Diego Grandi has always had a taste for movement and nomadism, pursued in many of his projects.
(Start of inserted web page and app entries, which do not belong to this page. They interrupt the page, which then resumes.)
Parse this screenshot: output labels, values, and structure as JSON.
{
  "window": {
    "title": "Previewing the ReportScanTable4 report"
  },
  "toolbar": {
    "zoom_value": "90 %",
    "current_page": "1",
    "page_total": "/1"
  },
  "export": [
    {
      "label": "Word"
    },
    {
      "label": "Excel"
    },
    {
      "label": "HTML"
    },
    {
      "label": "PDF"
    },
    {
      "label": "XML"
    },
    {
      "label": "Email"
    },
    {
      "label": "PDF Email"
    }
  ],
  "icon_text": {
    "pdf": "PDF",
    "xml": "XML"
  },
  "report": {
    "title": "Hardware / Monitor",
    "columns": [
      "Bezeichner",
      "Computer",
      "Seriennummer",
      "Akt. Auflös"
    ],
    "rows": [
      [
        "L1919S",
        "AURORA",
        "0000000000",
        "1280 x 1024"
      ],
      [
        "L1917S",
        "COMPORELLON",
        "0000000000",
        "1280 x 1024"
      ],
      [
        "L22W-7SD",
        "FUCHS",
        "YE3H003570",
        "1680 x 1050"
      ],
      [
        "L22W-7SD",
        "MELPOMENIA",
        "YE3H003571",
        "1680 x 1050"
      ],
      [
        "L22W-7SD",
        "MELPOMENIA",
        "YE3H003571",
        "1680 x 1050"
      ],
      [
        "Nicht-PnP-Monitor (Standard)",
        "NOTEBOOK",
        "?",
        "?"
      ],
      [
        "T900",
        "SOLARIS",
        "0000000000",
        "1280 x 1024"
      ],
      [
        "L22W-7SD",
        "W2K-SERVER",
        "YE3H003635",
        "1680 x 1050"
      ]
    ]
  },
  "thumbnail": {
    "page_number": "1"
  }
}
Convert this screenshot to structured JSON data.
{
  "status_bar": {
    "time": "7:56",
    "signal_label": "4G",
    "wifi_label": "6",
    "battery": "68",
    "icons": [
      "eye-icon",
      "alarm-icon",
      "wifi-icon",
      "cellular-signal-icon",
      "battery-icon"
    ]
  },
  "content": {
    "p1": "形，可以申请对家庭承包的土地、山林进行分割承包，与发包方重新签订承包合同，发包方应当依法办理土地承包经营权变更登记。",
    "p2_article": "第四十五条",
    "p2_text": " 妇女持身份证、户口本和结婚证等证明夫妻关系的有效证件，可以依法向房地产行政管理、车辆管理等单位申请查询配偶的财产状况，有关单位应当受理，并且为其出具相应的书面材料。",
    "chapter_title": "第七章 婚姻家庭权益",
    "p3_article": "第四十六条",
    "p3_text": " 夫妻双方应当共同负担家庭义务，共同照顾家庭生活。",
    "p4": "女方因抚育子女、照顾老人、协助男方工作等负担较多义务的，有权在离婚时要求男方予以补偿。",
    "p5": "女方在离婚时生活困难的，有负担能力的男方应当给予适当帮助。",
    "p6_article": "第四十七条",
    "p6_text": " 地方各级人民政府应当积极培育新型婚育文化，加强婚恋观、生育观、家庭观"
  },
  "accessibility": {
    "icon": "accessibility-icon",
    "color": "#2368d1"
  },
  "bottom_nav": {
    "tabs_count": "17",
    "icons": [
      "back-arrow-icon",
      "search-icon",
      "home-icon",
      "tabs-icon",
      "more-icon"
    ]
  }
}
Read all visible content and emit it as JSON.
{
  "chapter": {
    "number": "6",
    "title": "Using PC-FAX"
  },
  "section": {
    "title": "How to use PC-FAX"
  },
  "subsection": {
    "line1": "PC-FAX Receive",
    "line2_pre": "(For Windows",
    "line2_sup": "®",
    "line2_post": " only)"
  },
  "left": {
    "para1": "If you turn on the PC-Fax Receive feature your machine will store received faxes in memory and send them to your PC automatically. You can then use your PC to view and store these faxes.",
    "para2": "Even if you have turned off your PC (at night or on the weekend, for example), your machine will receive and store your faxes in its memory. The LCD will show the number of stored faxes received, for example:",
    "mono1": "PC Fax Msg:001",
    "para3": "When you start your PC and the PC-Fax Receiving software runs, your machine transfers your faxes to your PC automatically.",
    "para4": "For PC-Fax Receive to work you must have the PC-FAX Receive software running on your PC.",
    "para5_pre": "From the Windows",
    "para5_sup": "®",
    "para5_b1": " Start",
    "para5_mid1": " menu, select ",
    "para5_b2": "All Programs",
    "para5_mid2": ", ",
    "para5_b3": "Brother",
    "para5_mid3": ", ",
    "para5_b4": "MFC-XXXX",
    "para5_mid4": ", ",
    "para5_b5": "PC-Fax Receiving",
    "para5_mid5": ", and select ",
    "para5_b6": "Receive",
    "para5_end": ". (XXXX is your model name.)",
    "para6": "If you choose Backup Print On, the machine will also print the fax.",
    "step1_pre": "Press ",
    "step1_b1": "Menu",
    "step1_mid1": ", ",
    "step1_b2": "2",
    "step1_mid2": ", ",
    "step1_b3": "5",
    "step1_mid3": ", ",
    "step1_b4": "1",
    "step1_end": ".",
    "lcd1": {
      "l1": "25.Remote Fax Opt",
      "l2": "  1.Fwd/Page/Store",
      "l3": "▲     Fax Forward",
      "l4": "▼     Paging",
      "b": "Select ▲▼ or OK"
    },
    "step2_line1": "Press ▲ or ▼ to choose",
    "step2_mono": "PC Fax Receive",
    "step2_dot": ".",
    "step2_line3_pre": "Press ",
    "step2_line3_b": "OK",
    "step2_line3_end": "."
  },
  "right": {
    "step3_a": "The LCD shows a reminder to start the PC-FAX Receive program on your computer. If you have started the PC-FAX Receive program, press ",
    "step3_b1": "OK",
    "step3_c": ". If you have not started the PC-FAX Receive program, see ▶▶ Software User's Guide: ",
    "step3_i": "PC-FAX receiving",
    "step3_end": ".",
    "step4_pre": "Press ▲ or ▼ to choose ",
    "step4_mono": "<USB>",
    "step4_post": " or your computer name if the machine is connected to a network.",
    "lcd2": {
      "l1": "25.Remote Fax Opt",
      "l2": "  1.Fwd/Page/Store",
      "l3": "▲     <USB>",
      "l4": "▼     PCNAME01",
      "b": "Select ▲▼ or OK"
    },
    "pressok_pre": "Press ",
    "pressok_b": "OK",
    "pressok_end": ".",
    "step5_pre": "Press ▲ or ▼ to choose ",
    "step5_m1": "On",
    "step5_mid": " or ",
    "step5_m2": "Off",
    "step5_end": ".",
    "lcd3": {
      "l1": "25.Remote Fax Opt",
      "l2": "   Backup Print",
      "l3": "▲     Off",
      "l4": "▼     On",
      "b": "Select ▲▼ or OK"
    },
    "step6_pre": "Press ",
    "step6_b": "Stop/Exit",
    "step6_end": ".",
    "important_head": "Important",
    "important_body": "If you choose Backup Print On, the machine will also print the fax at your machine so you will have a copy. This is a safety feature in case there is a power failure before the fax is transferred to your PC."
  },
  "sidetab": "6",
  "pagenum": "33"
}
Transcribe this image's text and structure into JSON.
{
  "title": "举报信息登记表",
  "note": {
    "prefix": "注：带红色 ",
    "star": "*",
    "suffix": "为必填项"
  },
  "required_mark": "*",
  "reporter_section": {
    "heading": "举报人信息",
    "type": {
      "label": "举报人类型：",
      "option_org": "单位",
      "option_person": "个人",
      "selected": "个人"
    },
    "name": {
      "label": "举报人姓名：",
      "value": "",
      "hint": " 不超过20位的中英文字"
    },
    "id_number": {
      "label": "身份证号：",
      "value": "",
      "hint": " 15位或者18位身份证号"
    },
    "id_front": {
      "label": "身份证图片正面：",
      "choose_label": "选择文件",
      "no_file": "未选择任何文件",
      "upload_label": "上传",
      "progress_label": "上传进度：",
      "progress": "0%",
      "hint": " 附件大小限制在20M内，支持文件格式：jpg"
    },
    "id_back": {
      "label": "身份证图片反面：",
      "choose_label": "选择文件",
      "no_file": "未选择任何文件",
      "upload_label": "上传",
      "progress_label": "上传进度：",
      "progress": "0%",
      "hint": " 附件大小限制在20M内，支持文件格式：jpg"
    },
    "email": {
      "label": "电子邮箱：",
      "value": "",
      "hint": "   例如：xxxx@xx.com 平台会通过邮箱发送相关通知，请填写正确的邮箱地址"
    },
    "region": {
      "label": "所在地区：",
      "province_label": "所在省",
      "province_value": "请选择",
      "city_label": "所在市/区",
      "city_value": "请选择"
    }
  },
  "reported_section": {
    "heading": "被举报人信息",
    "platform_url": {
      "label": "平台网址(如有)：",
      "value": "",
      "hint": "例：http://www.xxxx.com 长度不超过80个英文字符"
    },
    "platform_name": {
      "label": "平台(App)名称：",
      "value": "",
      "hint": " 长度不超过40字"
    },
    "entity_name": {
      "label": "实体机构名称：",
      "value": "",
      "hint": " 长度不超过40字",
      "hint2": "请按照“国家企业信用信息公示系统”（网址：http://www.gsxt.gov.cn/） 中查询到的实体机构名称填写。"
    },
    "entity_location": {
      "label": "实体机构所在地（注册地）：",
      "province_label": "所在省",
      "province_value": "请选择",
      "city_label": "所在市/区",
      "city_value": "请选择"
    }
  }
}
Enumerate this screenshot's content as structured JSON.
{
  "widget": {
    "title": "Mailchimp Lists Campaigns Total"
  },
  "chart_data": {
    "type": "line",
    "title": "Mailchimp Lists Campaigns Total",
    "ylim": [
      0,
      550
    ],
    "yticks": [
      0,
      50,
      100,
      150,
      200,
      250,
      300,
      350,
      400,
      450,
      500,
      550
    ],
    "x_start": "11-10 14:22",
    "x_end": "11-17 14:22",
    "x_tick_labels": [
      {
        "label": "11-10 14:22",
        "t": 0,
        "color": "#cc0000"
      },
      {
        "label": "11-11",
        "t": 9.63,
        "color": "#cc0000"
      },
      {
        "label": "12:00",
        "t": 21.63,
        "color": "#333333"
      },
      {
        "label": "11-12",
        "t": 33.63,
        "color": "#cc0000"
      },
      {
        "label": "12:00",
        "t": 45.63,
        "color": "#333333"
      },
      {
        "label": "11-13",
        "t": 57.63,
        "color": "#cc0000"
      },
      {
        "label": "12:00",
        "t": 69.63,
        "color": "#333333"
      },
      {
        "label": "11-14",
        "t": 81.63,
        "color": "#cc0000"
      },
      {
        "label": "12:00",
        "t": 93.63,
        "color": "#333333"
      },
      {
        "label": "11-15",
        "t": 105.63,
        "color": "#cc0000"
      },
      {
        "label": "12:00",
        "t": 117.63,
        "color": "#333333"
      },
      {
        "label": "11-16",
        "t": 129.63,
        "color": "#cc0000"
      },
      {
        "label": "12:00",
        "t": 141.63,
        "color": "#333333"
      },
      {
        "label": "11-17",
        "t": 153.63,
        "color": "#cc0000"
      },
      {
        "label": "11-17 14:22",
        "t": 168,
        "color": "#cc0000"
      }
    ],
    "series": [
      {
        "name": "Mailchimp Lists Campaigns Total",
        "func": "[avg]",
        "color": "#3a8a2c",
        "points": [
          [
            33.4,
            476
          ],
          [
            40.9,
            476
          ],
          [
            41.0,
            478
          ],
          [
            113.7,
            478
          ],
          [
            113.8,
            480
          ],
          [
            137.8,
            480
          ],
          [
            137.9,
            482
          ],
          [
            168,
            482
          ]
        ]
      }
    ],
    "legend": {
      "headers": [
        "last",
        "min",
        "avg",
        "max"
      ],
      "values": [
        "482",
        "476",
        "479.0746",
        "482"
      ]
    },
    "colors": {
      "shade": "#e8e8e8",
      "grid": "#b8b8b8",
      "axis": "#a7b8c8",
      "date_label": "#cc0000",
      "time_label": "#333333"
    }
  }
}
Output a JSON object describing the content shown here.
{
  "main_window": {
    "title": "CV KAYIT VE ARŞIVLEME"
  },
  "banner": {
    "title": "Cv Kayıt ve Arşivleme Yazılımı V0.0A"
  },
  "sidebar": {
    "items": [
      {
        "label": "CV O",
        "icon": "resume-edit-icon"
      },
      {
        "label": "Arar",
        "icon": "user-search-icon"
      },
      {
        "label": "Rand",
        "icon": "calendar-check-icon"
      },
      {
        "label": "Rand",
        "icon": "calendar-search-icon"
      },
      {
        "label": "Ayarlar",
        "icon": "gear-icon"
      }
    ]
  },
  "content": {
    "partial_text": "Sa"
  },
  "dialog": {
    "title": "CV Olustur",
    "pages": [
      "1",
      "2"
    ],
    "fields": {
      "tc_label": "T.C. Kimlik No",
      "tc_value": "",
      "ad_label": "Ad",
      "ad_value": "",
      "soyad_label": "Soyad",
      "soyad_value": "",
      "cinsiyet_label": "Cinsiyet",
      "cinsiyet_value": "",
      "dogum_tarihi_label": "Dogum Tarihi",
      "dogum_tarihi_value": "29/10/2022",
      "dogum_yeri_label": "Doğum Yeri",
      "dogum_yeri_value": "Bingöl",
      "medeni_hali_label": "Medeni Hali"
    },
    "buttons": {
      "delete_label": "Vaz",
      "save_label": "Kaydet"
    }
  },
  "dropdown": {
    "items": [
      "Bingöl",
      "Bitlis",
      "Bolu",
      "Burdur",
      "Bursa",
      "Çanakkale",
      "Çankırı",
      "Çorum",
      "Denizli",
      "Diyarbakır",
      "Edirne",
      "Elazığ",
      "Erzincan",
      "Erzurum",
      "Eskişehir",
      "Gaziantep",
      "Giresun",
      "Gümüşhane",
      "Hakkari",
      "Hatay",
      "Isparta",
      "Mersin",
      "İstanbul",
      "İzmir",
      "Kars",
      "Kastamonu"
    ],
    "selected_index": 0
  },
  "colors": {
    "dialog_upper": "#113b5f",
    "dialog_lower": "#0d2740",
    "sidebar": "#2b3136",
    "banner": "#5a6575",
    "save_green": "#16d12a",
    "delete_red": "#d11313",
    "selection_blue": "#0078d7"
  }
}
Just consider the Monday’s cushion created for Skitsch in 2009, which can open to become a sleeping bag, a quilt, a makeshift bed for all kinds of situations. Or the Rimini chair for Casamania in 2011, which transforms a simple metal structure and a canvas into a sort of installation for sitting outdoors. Both of them are objects conceived to get out of the house, to reinterpret the traditional meaning of furnishing elements in keeping with a dynamic, non-conformist lifestyle. The same vision is behind Closer, the shower head presented in April by Zucchetti that offers a creative and functional reinterpretation of the shower column. Diego comes from Rimini, so he knows about the space problems of the typical local boarding houses, leading to design reflections on the bath environment. “Most of these spaces,” the designer recalls, “are so small that you cannot insert a shower stall. In many cases the shower head is placed in the center of the ceiling, so the whole bathroom gets wet, and the various operations of cleaning and personal care happen in a seamless continuum. I have always liked this concept, so I incorporated it in the design of Closer.” The principle is as simple as it is innovative: why are we normally forced to adapt, to move or bend, based on the position of faucets, instead of having the water follow our movements, our everyday ablutions? So Diego Grandi creates a device for the shower that instead of being fixed and rigid becomes mobile, extensible, adjustable. To give form to the idea, Diego uses what for him are the archetypes of functionality, lightness and poetry: the tubular metal furnishings of Marcel Breuer from the 1920s, but also the jointed lamps of Le Corbusier and Charlotte Perriand. The reference to the latter becomes so explicit and direct that it triggers another element of the project: that of disorientation and humor, which in the austere world of the bath becomes another aspect of innovation, which Zucchetti has approached with a truly experimental spirit. “Closer,” Grandi comments, “is a product with an intentionally essential design that actually contains characteristics of high technology. It is based on a game of different balances and complexes regulated by a cylindrical counterweight and three joints, each with a wide radius of multidirectional movement, which required lengthy engineering. The result is that the spray of water rotates, rises, lowers, shifts to the right or the left. It follows the position and needs of the person who wants to take a shower, but it also becomes functional in other situations, such as shaving in front of a mirror. Ideally, it could also adapt to a shampoo over the washstand.” At the moment Closer comes in several chromatic and materic variants, but only in the wall version. Diego’s dream is to also make a ceiling version, “so the entire bath space, not just one portion, can become the place of water.”